▶ _EXERCISE AIM_
The expected result is a word-for-word copy of the entries, minus any pictures.

▶ _WORKING DATA_
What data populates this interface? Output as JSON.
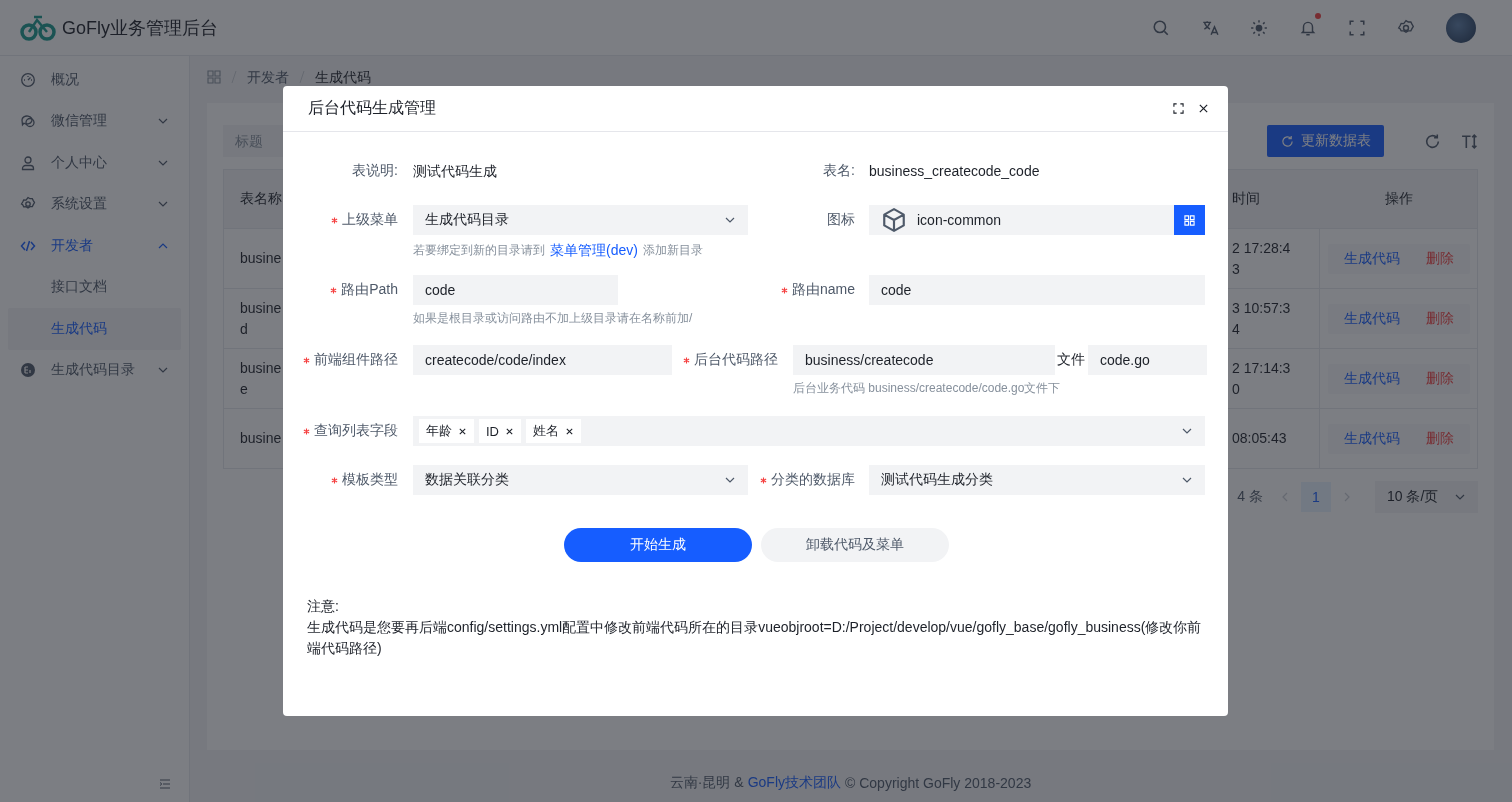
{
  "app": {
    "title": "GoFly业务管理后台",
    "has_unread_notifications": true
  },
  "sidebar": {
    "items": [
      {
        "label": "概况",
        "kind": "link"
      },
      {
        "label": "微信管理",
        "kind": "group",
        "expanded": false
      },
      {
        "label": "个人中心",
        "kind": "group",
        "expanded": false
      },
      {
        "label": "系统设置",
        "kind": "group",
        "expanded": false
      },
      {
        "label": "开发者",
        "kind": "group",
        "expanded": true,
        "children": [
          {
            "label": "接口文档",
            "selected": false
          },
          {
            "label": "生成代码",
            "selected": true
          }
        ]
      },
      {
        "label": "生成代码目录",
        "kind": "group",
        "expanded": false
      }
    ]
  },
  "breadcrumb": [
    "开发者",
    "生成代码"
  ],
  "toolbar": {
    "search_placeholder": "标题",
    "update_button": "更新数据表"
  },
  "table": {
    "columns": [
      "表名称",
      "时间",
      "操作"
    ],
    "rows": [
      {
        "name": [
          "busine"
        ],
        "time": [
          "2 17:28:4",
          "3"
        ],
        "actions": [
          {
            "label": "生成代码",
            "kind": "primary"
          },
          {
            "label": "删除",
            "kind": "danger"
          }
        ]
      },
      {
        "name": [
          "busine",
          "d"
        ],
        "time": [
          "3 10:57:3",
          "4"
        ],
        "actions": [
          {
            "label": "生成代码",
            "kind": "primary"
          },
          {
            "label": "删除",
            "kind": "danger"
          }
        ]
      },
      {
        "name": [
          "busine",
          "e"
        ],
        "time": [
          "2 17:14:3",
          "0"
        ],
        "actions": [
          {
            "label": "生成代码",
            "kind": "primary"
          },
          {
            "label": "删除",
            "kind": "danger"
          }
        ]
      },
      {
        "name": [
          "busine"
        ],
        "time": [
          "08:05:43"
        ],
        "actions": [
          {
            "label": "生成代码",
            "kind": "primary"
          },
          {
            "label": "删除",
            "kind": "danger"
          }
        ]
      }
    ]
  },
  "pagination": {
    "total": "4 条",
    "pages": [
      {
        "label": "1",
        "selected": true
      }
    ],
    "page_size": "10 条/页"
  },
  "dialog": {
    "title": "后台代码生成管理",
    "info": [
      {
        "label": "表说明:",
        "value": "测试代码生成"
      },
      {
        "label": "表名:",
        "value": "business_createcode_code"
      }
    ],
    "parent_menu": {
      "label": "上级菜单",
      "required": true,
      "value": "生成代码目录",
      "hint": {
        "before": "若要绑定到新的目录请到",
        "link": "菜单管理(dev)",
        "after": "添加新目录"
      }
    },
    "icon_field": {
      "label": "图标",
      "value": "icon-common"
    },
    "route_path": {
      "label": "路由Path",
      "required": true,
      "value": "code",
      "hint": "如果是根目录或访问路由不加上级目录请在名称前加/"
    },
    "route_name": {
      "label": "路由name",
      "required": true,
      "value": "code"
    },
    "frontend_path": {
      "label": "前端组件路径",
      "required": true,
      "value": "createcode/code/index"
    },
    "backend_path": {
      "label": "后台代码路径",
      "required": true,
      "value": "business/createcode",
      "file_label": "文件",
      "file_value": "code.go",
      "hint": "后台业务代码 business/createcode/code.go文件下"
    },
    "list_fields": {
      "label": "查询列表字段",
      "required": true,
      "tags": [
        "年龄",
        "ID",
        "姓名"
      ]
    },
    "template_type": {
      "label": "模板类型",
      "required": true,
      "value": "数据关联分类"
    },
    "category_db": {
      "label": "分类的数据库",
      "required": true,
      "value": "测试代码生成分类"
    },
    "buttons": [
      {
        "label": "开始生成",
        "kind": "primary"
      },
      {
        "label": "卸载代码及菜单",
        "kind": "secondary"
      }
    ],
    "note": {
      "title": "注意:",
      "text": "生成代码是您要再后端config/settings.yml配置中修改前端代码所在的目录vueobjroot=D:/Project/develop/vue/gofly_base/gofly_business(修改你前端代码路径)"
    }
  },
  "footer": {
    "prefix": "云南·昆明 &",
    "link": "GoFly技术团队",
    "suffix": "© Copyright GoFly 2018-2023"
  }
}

▶ _RESPONSE BOX_
What data populates this interface? Output as JSON.
{
  "app": {
    "title": "GoFly业务管理后台",
    "has_unread_notifications": true
  },
  "sidebar": {
    "items": [
      {
        "label": "概况",
        "kind": "link"
      },
      {
        "label": "微信管理",
        "kind": "group",
        "expanded": false
      },
      {
        "label": "个人中心",
        "kind": "group",
        "expanded": false
      },
      {
        "label": "系统设置",
        "kind": "group",
        "expanded": false
      },
      {
        "label": "开发者",
        "kind": "group",
        "expanded": true,
        "children": [
          {
            "label": "接口文档",
            "selected": false
          },
          {
            "label": "生成代码",
            "selected": true
          }
        ]
      },
      {
        "label": "生成代码目录",
        "kind": "group",
        "expanded": false
      }
    ]
  },
  "breadcrumb": [
    "开发者",
    "生成代码"
  ],
  "toolbar": {
    "search_placeholder": "标题",
    "update_button": "更新数据表"
  },
  "table": {
    "columns": [
      "表名称",
      "时间",
      "操作"
    ],
    "rows": [
      {
        "name": [
          "busine"
        ],
        "time": [
          "2 17:28:4",
          "3"
        ],
        "actions": [
          {
            "label": "生成代码",
            "kind": "primary"
          },
          {
            "label": "删除",
            "kind": "danger"
          }
        ]
      },
      {
        "name": [
          "busine",
          "d"
        ],
        "time": [
          "3 10:57:3",
          "4"
        ],
        "actions": [
          {
            "label": "生成代码",
            "kind": "primary"
          },
          {
            "label": "删除",
            "kind": "danger"
          }
        ]
      },
      {
        "name": [
          "busine",
          "e"
        ],
        "time": [
          "2 17:14:3",
          "0"
        ],
        "actions": [
          {
            "label": "生成代码",
            "kind": "primary"
          },
          {
            "label": "删除",
            "kind": "danger"
          }
        ]
      },
      {
        "name": [
          "busine"
        ],
        "time": [
          "08:05:43"
        ],
        "actions": [
          {
            "label": "生成代码",
            "kind": "primary"
          },
          {
            "label": "删除",
            "kind": "danger"
          }
        ]
      }
    ]
  },
  "pagination": {
    "total": "4 条",
    "pages": [
      {
        "label": "1",
        "selected": true
      }
    ],
    "page_size": "10 条/页"
  },
  "dialog": {
    "title": "后台代码生成管理",
    "info": [
      {
        "label": "表说明:",
        "value": "测试代码生成"
      },
      {
        "label": "表名:",
        "value": "business_createcode_code"
      }
    ],
    "parent_menu": {
      "label": "上级菜单",
      "required": true,
      "value": "生成代码目录",
      "hint": {
        "before": "若要绑定到新的目录请到",
        "link": "菜单管理(dev)",
        "after": "添加新目录"
      }
    },
    "icon_field": {
      "label": "图标",
      "value": "icon-common"
    },
    "route_path": {
      "label": "路由Path",
      "required": true,
      "value": "code",
      "hint": "如果是根目录或访问路由不加上级目录请在名称前加/"
    },
    "route_name": {
      "label": "路由name",
      "required": true,
      "value": "code"
    },
    "frontend_path": {
      "label": "前端组件路径",
      "required": true,
      "value": "createcode/code/index"
    },
    "backend_path": {
      "label": "后台代码路径",
      "required": true,
      "value": "business/createcode",
      "file_label": "文件",
      "file_value": "code.go",
      "hint": "后台业务代码 business/createcode/code.go文件下"
    },
    "list_fields": {
      "label": "查询列表字段",
      "required": true,
      "tags": [
        "年龄",
        "ID",
        "姓名"
      ]
    },
    "template_type": {
      "label": "模板类型",
      "required": true,
      "value": "数据关联分类"
    },
    "category_db": {
      "label": "分类的数据库",
      "required": true,
      "value": "测试代码生成分类"
    },
    "buttons": [
      {
        "label": "开始生成",
        "kind": "primary"
      },
      {
        "label": "卸载代码及菜单",
        "kind": "secondary"
      }
    ],
    "note": {
      "title": "注意:",
      "text": "生成代码是您要再后端config/settings.yml配置中修改前端代码所在的目录vueobjroot=D:/Project/develop/vue/gofly_base/gofly_business(修改你前端代码路径)"
    }
  },
  "footer": {
    "prefix": "云南·昆明 &",
    "link": "GoFly技术团队",
    "suffix": "© Copyright GoFly 2018-2023"
  }
}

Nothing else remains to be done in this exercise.